Last modified: Sunday, April 20, 2014
NORTHFIELD — An expansive local forest, as well as the water company that serves at least 250 residents, could end up in the hands of a national land trust.

The Northfield Mount Hermon School announced March 26 the tentative sale of a 1,650-acre forest and the East Northfield Water Co. to the Trust for Public Land. The two have entered into a preliminary sales agreement.

“This is an opportunity to permanently ensure that people have the ability to access and use this amazing landscape for recreation and enjoyment,” said Chris LaPointe, senior project manager with the Trust for Public Land. “It’s such an important landscape. The school has been a fantastic steward of the land, and this is an opportunity to make sure it stays protected.”

Though the trust would make the initial purchase, it would eventually transfer the forest to another owner or partnership of owners that intend to preserve the land for open space and recreation.

This is standard practice for the trust, as the group focuses on the immediate protection of properties and regularly transfers them to long-term owners. The group would also seek a buyer for the East Northfield Water Co.

The agreed-upon purchase price is not yet being released, according to LaPointe and Northfield Mount Hermon officials.

The Northfield Forest is spread over three towns, with most in Northfield, about 90 acres in Warwick and about 24 acres in Winchester, N.H. It includes about 300 acres that make up the entire watershed of Grandin Reservoir, which supplies the East Northfield Water Co.

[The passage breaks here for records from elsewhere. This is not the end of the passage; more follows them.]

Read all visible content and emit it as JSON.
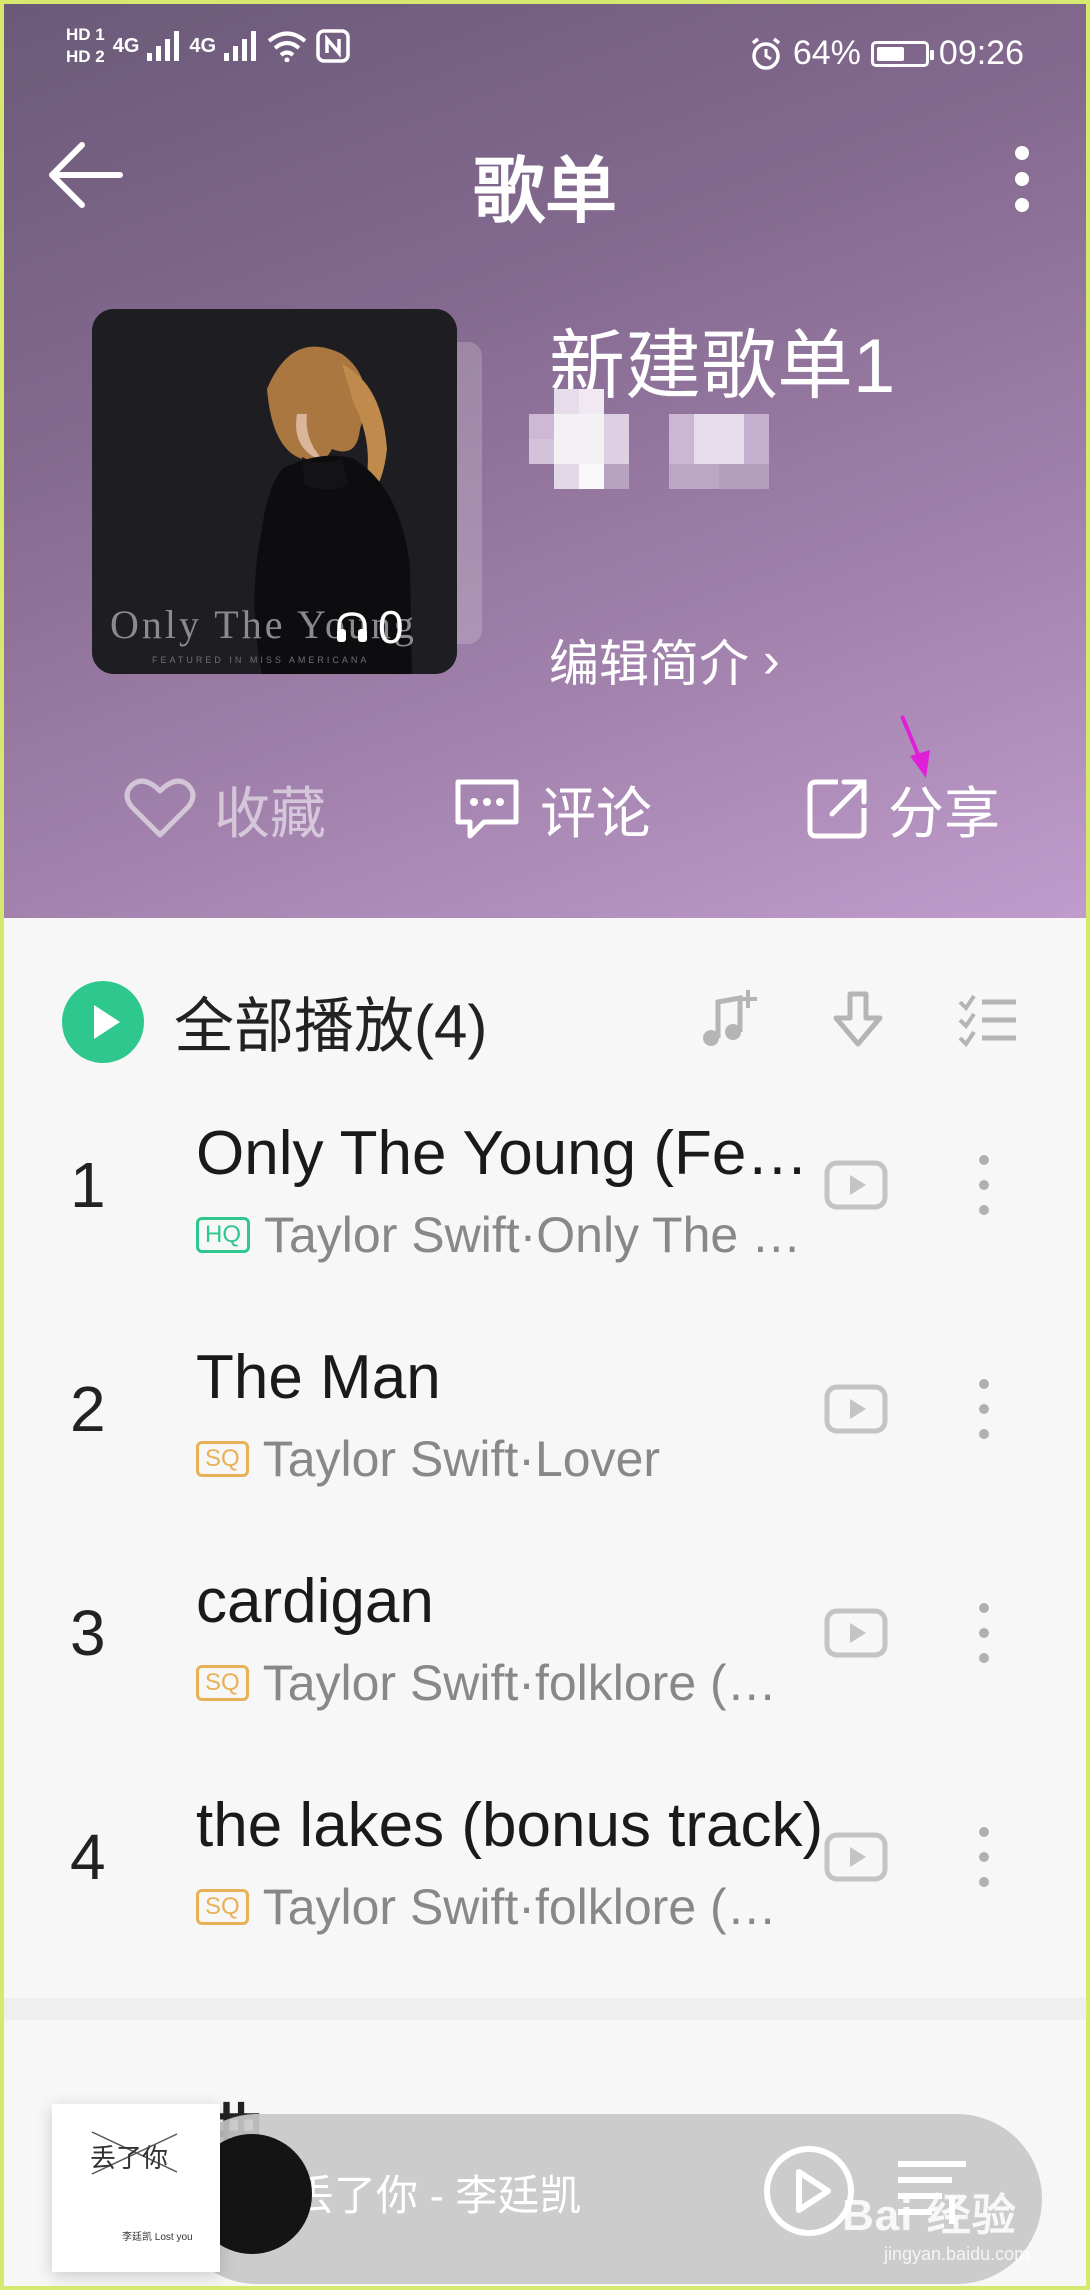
{
  "status_bar": {
    "hd1": "HD 1",
    "hd2": "HD 2",
    "net1": "4G",
    "net2": "4G",
    "battery": "64%",
    "battery_level": 0.64,
    "time": "09:26"
  },
  "nav": {
    "title": "歌单"
  },
  "playlist": {
    "cover_title": "Only The Young",
    "cover_subtitle": "FEATURED IN MISS AMERICANA",
    "play_count": "0",
    "name": "新建歌单1",
    "edit_intro": "编辑简介",
    "edit_intro_chevron": "›"
  },
  "actions": {
    "favorite": "收藏",
    "comment": "评论",
    "share": "分享"
  },
  "list": {
    "play_all": "全部播放(4)",
    "songs": [
      {
        "index": "1",
        "title": "Only The Young (Featured in Miss Americana)",
        "badge": "HQ",
        "artist": "Taylor Swift·Only The Young (Featured in Miss Americana)"
      },
      {
        "index": "2",
        "title": "The Man",
        "badge": "SQ",
        "artist": "Taylor Swift·Lover"
      },
      {
        "index": "3",
        "title": "cardigan",
        "badge": "SQ",
        "artist": "Taylor Swift·folklore (deluxe version)"
      },
      {
        "index": "4",
        "title": "the lakes (bonus track)",
        "badge": "SQ",
        "artist": "Taylor Swift·folklore (deluxe version)"
      }
    ]
  },
  "section_peek": "曲",
  "player": {
    "thumb_title": "丢了你",
    "thumb_small": "李廷凯 Lost you",
    "now_playing": "丢了你 - 李廷凯"
  },
  "watermark": {
    "text": "Bai 经验",
    "url": "jingyan.baidu.com"
  },
  "colors": {
    "accent_green": "#2ec88f",
    "sq_gold": "#e8b057",
    "annotation_arrow": "#e020d8"
  }
}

LaPointe said Northfield Mount Hermon bundled the water company with the forest land, and the trust did not have the option of buying the forest alone.

Northfield Mount Hermon spokeswoman Cheri Cross said the school seeks to transfer the forest and water company as part of its consolidation at the Gill campus. It would also allow the school to focus on education, rather than running the water company, said Cross.

The school continues to own several Northfield properties, including houses and other parcels of land, said Cross.

Earlier this year, Northfield Mount Hermon sold the Northfield Golf Course to the Snow family, of Leyden, and last year, the school sold its Green Pastures building to the C.S. Lewis College Foundation, sold a 22-acre lot to a Northfield resident, and sold the Moody Homestead to Hobby Lobby, the original buyer of the Northfield campus.

The prep school’s former Northfield campus itself is now in the hands of the National Christian Foundation, which continues Hobby Lobby’s search for a Christian nonprofit to which to give the school. Hobby Lobby also gave the Homestead to the National Christian Foundation, so that it may stay with the campus.

The water company was built to serve the Northfield campus of Northfield Mount Hermon, as well as many residents of town. Northfield Mount Hermon closed its Northfield campus in 2005, though the school has continued to run the water company. The water company serves approximately 270 year-round residents, as well as about 63 seasonal customers.

With the sales agreement signed, the Trust for Public Land will work to partner with other organizations and raise money to buy the forest and water company. The trust is currently partnered with the Mount Grace Land Trust of Warwick for the project. The group will also work with the towns, state agencies, and other interested groups and individuals.